Interface dataset entries:
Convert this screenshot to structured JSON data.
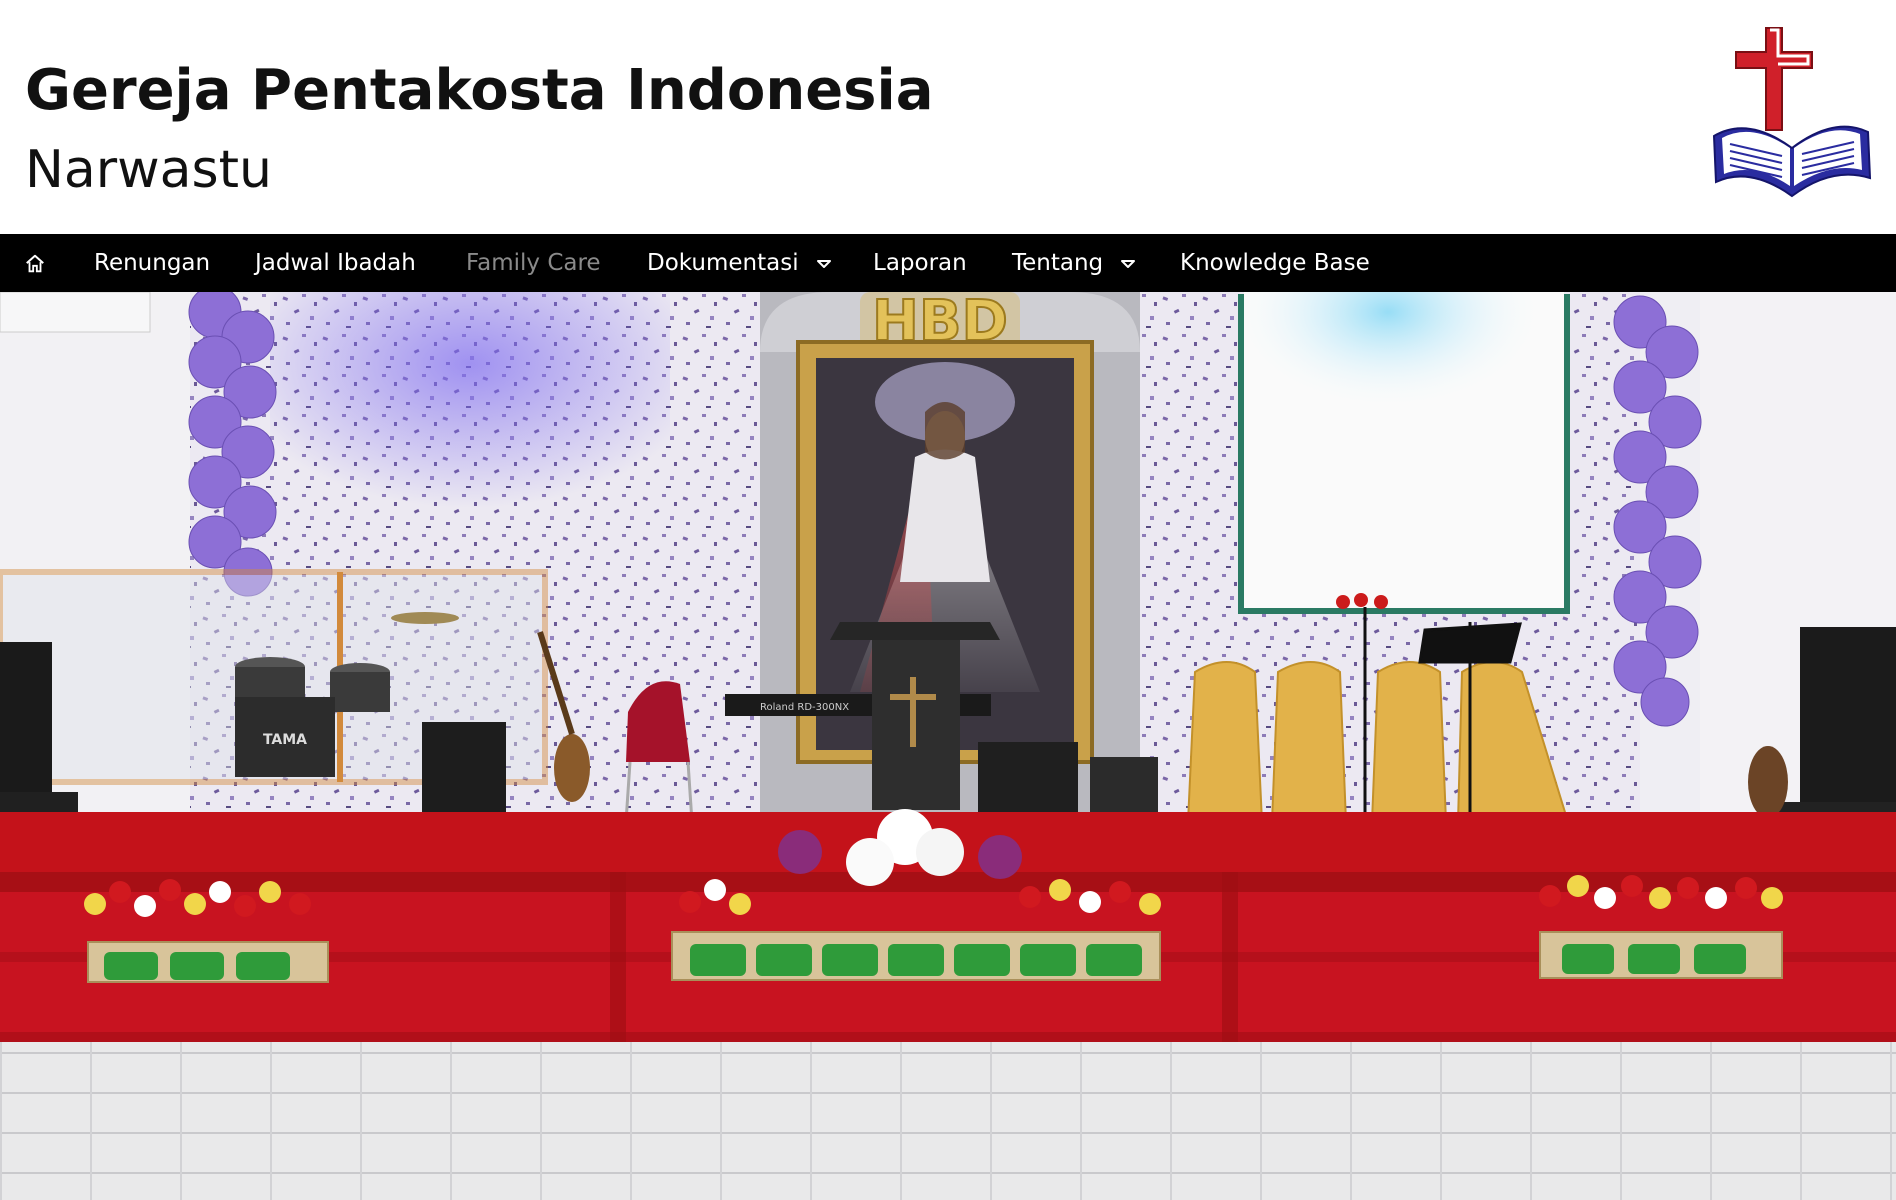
{
  "site": {
    "title": "Gereja Pentakosta Indonesia",
    "subtitle": "Narwastu"
  },
  "logo": {
    "icon": "cross-and-bible-icon",
    "cross_color": "#d0202a",
    "book_color": "#2a2ca0"
  },
  "nav": {
    "background": "#000000",
    "home_icon": "home-icon",
    "items": [
      {
        "label": "Renungan",
        "has_dropdown": false,
        "active": true
      },
      {
        "label": "Jadwal Ibadah",
        "has_dropdown": false,
        "active": true
      },
      {
        "label": "Family Care",
        "has_dropdown": false,
        "active": false
      },
      {
        "label": "Dokumentasi",
        "has_dropdown": true,
        "active": true
      },
      {
        "label": "Laporan",
        "has_dropdown": false,
        "active": true
      },
      {
        "label": "Tentang",
        "has_dropdown": true,
        "active": true
      },
      {
        "label": "Knowledge Base",
        "has_dropdown": false,
        "active": true
      }
    ]
  },
  "hero": {
    "banner_text": "HBD",
    "keyboard_label": "Roland RD-300NX",
    "drum_label": "TAMA"
  }
}
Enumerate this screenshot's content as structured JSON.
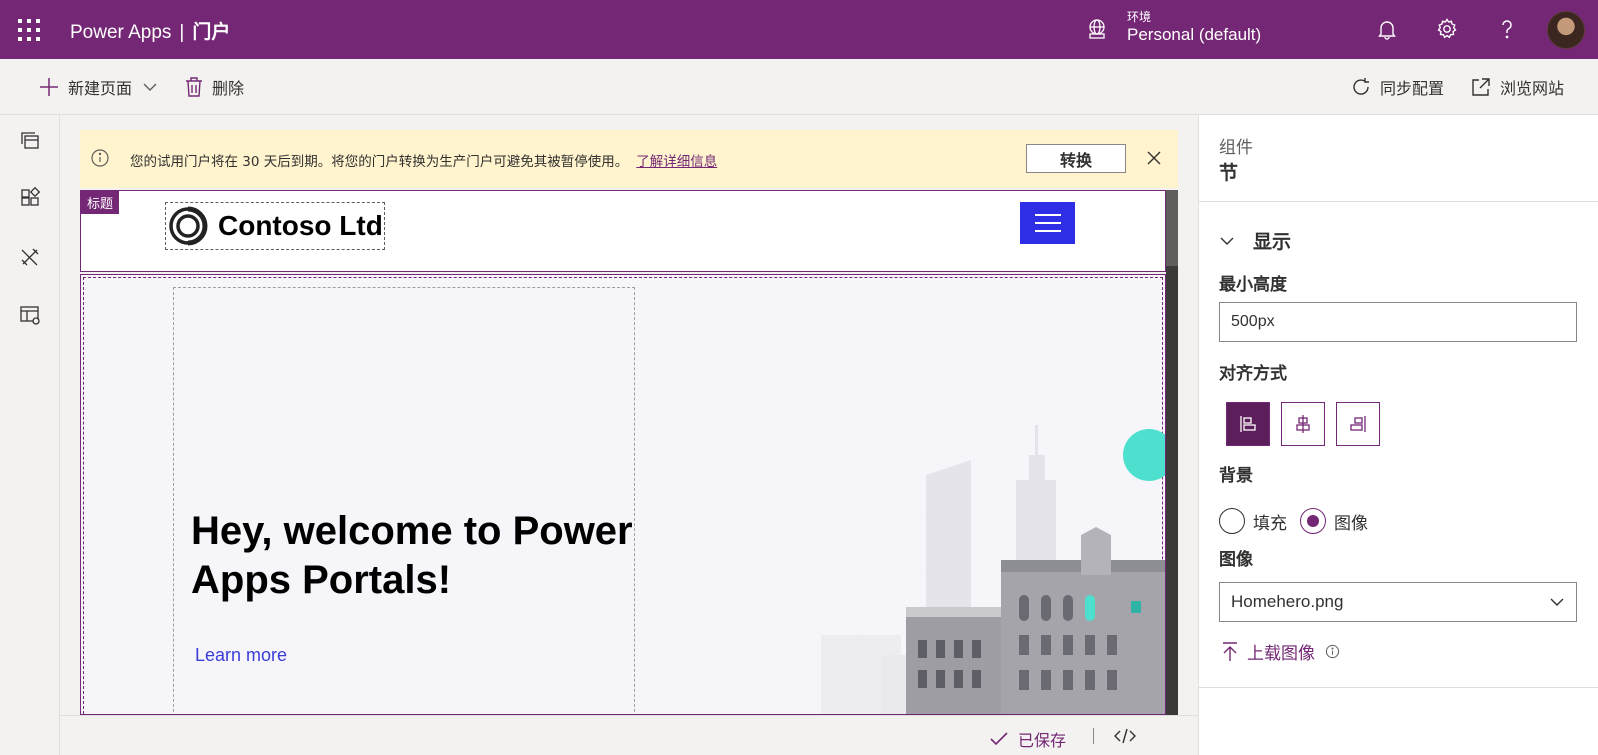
{
  "topbar": {
    "app_name": "Power Apps",
    "separator": "|",
    "portal_label": "门户",
    "environment_label": "环境",
    "environment_value": "Personal (default)"
  },
  "commands": {
    "new_page": "新建页面",
    "delete": "删除",
    "sync_config": "同步配置",
    "browse_site": "浏览网站"
  },
  "banner": {
    "message": "您的试用门户将在 30 天后到期。将您的门户转换为生产门户可避免其被暂停使用。",
    "link": "了解详细信息",
    "convert_button": "转换"
  },
  "site": {
    "header_tag": "标题",
    "company_name": "Contoso Ltd",
    "hero_title": "Hey, welcome to Power Apps Portals!",
    "hero_link": "Learn more"
  },
  "status": {
    "saved": "已保存"
  },
  "panel": {
    "subtitle": "组件",
    "title": "节",
    "section_display": "显示",
    "min_height_label": "最小高度",
    "min_height_value": "500px",
    "alignment_label": "对齐方式",
    "background_label": "背景",
    "bg_fill": "填充",
    "bg_image": "图像",
    "bg_selected": "图像",
    "image_label": "图像",
    "image_value": "Homehero.png",
    "upload_image": "上载图像"
  },
  "colors": {
    "brand": "#742774",
    "hamburger": "#2e2ee6",
    "banner_bg": "#fff4ce",
    "link_blue": "#3b3bd9"
  }
}
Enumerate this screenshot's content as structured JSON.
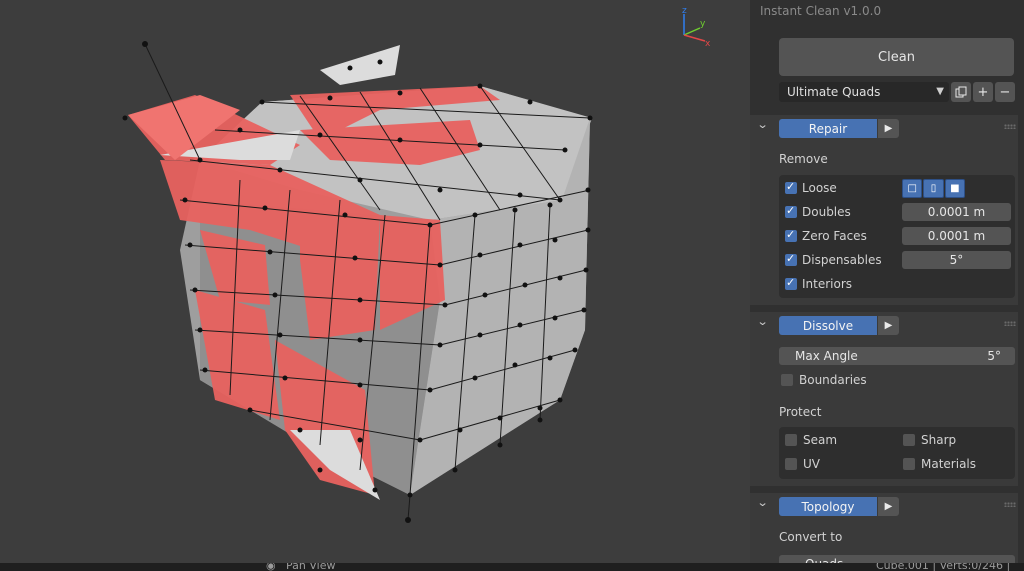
{
  "panel": {
    "title": "Instant Clean v1.0.0",
    "clean_button": "Clean",
    "preset": "Ultimate Quads",
    "preset_chevron_icon": "chevron-down-icon"
  },
  "repair": {
    "button": "Repair",
    "remove_label": "Remove",
    "items": [
      {
        "label": "Loose",
        "checked": true
      },
      {
        "label": "Doubles",
        "checked": true,
        "value": "0.0001 m"
      },
      {
        "label": "Zero Faces",
        "checked": true,
        "value": "0.0001 m"
      },
      {
        "label": "Dispensables",
        "checked": true,
        "value": "5°"
      },
      {
        "label": "Interiors",
        "checked": true
      }
    ]
  },
  "dissolve": {
    "button": "Dissolve",
    "max_angle_label": "Max Angle",
    "max_angle_value": "5°",
    "boundaries_label": "Boundaries",
    "protect_label": "Protect",
    "protect": [
      {
        "label": "Seam",
        "checked": false
      },
      {
        "label": "Sharp",
        "checked": false
      },
      {
        "label": "UV",
        "checked": false
      },
      {
        "label": "Materials",
        "checked": false
      }
    ]
  },
  "topology": {
    "button": "Topology",
    "convert_label": "Convert to",
    "convert_value": "Quads"
  },
  "gizmo": {
    "x": "x",
    "y": "y",
    "z": "z"
  },
  "statusbar": {
    "pan_view": "Pan View",
    "info": "Cube.001 | Verts:0/246 |"
  },
  "colors": {
    "accent": "#4772b3",
    "highlight_faces": "#e8625f",
    "mesh_grey": "#bdbdbd"
  }
}
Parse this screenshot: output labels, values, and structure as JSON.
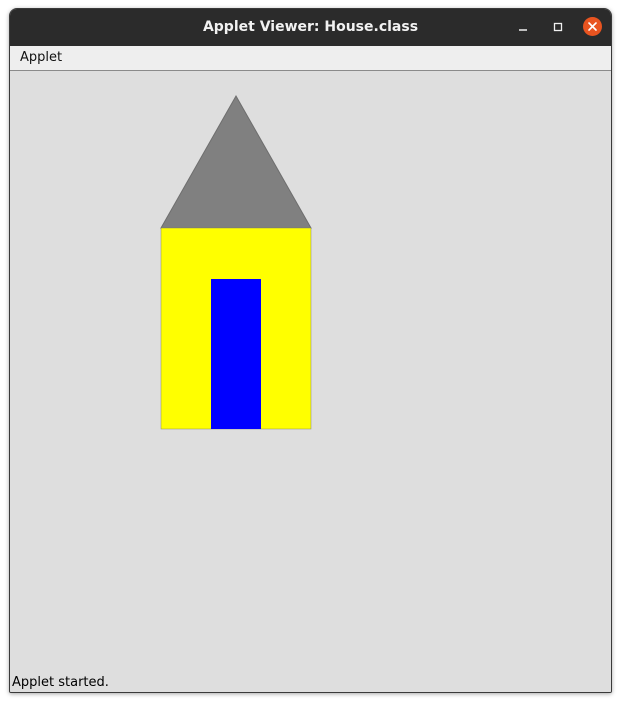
{
  "window": {
    "title": "Applet Viewer: House.class",
    "controls": {
      "minimize_icon": "minimize-icon",
      "maximize_icon": "maximize-icon",
      "close_icon": "close-icon",
      "close_color": "#e95420"
    }
  },
  "menubar": {
    "items": [
      {
        "label": "Applet"
      }
    ]
  },
  "drawing": {
    "roof_color": "#808080",
    "wall_color": "#ffff00",
    "door_color": "#0000ff",
    "background_color": "#dedede"
  },
  "status": {
    "text": "Applet started."
  }
}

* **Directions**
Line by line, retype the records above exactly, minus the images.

* **Your solution**
Convert this screenshot to structured JSON data.
{
  "site": {
    "title": "Gereja Pentakosta Indonesia",
    "subtitle": "Narwastu"
  },
  "logo": {
    "icon": "cross-and-bible-icon",
    "cross_color": "#d0202a",
    "book_color": "#2a2ca0"
  },
  "nav": {
    "background": "#000000",
    "home_icon": "home-icon",
    "items": [
      {
        "label": "Renungan",
        "has_dropdown": false,
        "active": true
      },
      {
        "label": "Jadwal Ibadah",
        "has_dropdown": false,
        "active": true
      },
      {
        "label": "Family Care",
        "has_dropdown": false,
        "active": false
      },
      {
        "label": "Dokumentasi",
        "has_dropdown": true,
        "active": true
      },
      {
        "label": "Laporan",
        "has_dropdown": false,
        "active": true
      },
      {
        "label": "Tentang",
        "has_dropdown": true,
        "active": true
      },
      {
        "label": "Knowledge Base",
        "has_dropdown": false,
        "active": true
      }
    ]
  },
  "hero": {
    "banner_text": "HBD",
    "keyboard_label": "Roland RD-300NX",
    "drum_label": "TAMA"
  }
}
Enumerate this screenshot's content as structured JSON.
{
  "topbar": {
    "app_name": "Power Apps",
    "separator": "|",
    "portal_label": "门户",
    "environment_label": "环境",
    "environment_value": "Personal (default)"
  },
  "commands": {
    "new_page": "新建页面",
    "delete": "删除",
    "sync_config": "同步配置",
    "browse_site": "浏览网站"
  },
  "banner": {
    "message": "您的试用门户将在 30 天后到期。将您的门户转换为生产门户可避免其被暂停使用。",
    "link": "了解详细信息",
    "convert_button": "转换"
  },
  "site": {
    "header_tag": "标题",
    "company_name": "Contoso Ltd",
    "hero_title": "Hey, welcome to Power Apps Portals!",
    "hero_link": "Learn more"
  },
  "status": {
    "saved": "已保存"
  },
  "panel": {
    "subtitle": "组件",
    "title": "节",
    "section_display": "显示",
    "min_height_label": "最小高度",
    "min_height_value": "500px",
    "alignment_label": "对齐方式",
    "background_label": "背景",
    "bg_fill": "填充",
    "bg_image": "图像",
    "bg_selected": "图像",
    "image_label": "图像",
    "image_value": "Homehero.png",
    "upload_image": "上载图像"
  },
  "colors": {
    "brand": "#742774",
    "hamburger": "#2e2ee6",
    "banner_bg": "#fff4ce",
    "link_blue": "#3b3bd9"
  }
}
Enumerate this screenshot's content as structured JSON.
{
  "panel": {
    "title": "Instant Clean v1.0.0",
    "clean_button": "Clean",
    "preset": "Ultimate Quads",
    "preset_chevron_icon": "chevron-down-icon"
  },
  "repair": {
    "button": "Repair",
    "remove_label": "Remove",
    "items": [
      {
        "label": "Loose",
        "checked": true
      },
      {
        "label": "Doubles",
        "checked": true,
        "value": "0.0001 m"
      },
      {
        "label": "Zero Faces",
        "checked": true,
        "value": "0.0001 m"
      },
      {
        "label": "Dispensables",
        "checked": true,
        "value": "5°"
      },
      {
        "label": "Interiors",
        "checked": true
      }
    ]
  },
  "dissolve": {
    "button": "Dissolve",
    "max_angle_label": "Max Angle",
    "max_angle_value": "5°",
    "boundaries_label": "Boundaries",
    "protect_label": "Protect",
    "protect": [
      {
        "label": "Seam",
        "checked": false
      },
      {
        "label": "Sharp",
        "checked": false
      },
      {
        "label": "UV",
        "checked": false
      },
      {
        "label": "Materials",
        "checked": false
      }
    ]
  },
  "topology": {
    "button": "Topology",
    "convert_label": "Convert to",
    "convert_value": "Quads"
  },
  "gizmo": {
    "x": "x",
    "y": "y",
    "z": "z"
  },
  "statusbar": {
    "pan_view": "Pan View",
    "info": "Cube.001 | Verts:0/246 |"
  },
  "colors": {
    "accent": "#4772b3",
    "highlight_faces": "#e8625f",
    "mesh_grey": "#bdbdbd"
  }
}
Parse this screenshot: output labels, values, and structure as JSON.
{
  "window": {
    "title": "Applet Viewer: House.class",
    "controls": {
      "minimize_icon": "minimize-icon",
      "maximize_icon": "maximize-icon",
      "close_icon": "close-icon",
      "close_color": "#e95420"
    }
  },
  "menubar": {
    "items": [
      {
        "label": "Applet"
      }
    ]
  },
  "drawing": {
    "roof_color": "#808080",
    "wall_color": "#ffff00",
    "door_color": "#0000ff",
    "background_color": "#dedede"
  },
  "status": {
    "text": "Applet started."
  }
}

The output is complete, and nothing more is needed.